● Task statement:
Among the entries below, find each line with "gebruiken" and show it.
(Beginning of Exercise inputs)
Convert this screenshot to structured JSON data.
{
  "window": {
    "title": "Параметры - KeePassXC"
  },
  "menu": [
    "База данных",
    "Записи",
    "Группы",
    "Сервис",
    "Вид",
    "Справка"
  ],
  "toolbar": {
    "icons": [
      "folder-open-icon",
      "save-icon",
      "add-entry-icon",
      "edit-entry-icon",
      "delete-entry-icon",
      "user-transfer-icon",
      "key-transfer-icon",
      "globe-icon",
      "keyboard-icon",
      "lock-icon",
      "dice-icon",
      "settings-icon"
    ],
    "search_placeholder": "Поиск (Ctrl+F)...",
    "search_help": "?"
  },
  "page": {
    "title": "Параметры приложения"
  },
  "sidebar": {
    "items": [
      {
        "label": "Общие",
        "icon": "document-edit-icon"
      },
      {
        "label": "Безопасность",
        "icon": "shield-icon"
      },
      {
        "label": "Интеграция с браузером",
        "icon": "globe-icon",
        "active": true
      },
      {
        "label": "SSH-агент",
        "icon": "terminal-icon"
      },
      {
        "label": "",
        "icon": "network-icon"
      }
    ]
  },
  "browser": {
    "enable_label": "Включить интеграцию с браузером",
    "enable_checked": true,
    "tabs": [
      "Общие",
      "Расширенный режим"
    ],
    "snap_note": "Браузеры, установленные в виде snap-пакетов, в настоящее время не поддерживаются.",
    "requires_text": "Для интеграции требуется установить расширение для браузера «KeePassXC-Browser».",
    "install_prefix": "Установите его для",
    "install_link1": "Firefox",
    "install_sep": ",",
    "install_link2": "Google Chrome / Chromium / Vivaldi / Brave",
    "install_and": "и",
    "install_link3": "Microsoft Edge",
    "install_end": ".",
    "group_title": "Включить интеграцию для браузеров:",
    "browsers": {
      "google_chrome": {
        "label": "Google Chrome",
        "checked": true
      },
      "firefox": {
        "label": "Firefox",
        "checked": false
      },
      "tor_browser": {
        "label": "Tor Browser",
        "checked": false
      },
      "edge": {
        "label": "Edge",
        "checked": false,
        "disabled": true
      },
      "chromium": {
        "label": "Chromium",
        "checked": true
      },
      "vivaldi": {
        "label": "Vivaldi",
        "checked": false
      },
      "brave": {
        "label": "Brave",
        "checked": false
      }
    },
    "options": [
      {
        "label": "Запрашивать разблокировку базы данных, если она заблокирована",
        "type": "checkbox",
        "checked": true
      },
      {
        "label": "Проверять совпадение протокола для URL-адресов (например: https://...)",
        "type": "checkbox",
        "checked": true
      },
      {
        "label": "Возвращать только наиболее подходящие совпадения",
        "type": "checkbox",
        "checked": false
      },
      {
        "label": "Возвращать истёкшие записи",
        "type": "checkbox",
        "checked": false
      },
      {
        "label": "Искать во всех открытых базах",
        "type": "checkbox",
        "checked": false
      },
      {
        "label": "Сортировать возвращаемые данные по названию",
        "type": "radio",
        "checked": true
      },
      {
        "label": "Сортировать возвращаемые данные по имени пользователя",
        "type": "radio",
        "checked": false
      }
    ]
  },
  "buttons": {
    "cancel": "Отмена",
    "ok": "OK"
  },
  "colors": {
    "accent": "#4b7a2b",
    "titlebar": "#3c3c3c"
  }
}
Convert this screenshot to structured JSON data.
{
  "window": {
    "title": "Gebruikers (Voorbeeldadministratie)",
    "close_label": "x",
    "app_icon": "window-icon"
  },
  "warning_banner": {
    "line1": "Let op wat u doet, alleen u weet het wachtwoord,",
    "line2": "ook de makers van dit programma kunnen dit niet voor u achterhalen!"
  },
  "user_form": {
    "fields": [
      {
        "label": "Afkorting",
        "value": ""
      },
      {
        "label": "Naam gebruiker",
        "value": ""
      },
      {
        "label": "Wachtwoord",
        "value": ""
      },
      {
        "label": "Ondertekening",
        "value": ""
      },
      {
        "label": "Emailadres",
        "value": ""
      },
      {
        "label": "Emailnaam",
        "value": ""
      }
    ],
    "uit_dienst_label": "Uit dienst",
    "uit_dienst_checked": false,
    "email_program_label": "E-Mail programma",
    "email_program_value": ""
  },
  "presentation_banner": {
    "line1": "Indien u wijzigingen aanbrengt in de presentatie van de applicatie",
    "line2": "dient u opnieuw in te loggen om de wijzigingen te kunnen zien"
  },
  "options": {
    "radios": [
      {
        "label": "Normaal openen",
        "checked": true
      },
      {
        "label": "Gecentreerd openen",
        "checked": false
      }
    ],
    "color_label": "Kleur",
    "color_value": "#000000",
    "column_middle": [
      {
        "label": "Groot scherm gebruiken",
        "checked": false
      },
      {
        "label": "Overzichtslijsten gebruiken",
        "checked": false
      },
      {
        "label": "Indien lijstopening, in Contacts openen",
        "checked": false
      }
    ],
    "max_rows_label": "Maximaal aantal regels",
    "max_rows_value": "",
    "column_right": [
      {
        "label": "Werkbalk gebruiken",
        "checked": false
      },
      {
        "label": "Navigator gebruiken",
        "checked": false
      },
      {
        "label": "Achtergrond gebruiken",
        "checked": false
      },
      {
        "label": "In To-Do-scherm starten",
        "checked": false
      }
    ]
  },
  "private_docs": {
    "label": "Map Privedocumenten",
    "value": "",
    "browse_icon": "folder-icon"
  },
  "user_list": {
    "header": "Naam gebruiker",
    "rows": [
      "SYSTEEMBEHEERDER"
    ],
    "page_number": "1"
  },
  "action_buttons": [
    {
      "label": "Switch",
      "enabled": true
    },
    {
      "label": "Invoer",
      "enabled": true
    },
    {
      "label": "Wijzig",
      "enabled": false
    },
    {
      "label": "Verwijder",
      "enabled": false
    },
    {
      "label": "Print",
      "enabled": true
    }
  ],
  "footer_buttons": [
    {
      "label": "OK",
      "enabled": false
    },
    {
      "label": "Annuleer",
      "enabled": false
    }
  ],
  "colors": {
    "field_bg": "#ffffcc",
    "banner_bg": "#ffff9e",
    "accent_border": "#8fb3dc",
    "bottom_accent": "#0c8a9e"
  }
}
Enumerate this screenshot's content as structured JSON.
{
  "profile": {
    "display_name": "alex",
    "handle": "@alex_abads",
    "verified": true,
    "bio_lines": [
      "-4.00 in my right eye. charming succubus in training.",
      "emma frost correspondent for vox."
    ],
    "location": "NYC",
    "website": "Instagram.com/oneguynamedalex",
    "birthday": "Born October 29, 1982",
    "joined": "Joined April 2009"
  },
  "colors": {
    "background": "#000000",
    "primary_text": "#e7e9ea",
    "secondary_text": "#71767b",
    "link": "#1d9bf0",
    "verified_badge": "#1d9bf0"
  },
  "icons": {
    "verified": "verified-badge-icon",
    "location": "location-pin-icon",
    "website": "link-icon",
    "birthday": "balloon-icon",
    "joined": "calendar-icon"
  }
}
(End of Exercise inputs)
● Result of the exercise:
        "label": "Groot scherm gebruiken",
        "label": "Overzichtslijsten gebruiken",
        "label": "Werkbalk gebruiken",
        "label": "Navigator gebruiken",
        "label": "Achtergrond gebruiken",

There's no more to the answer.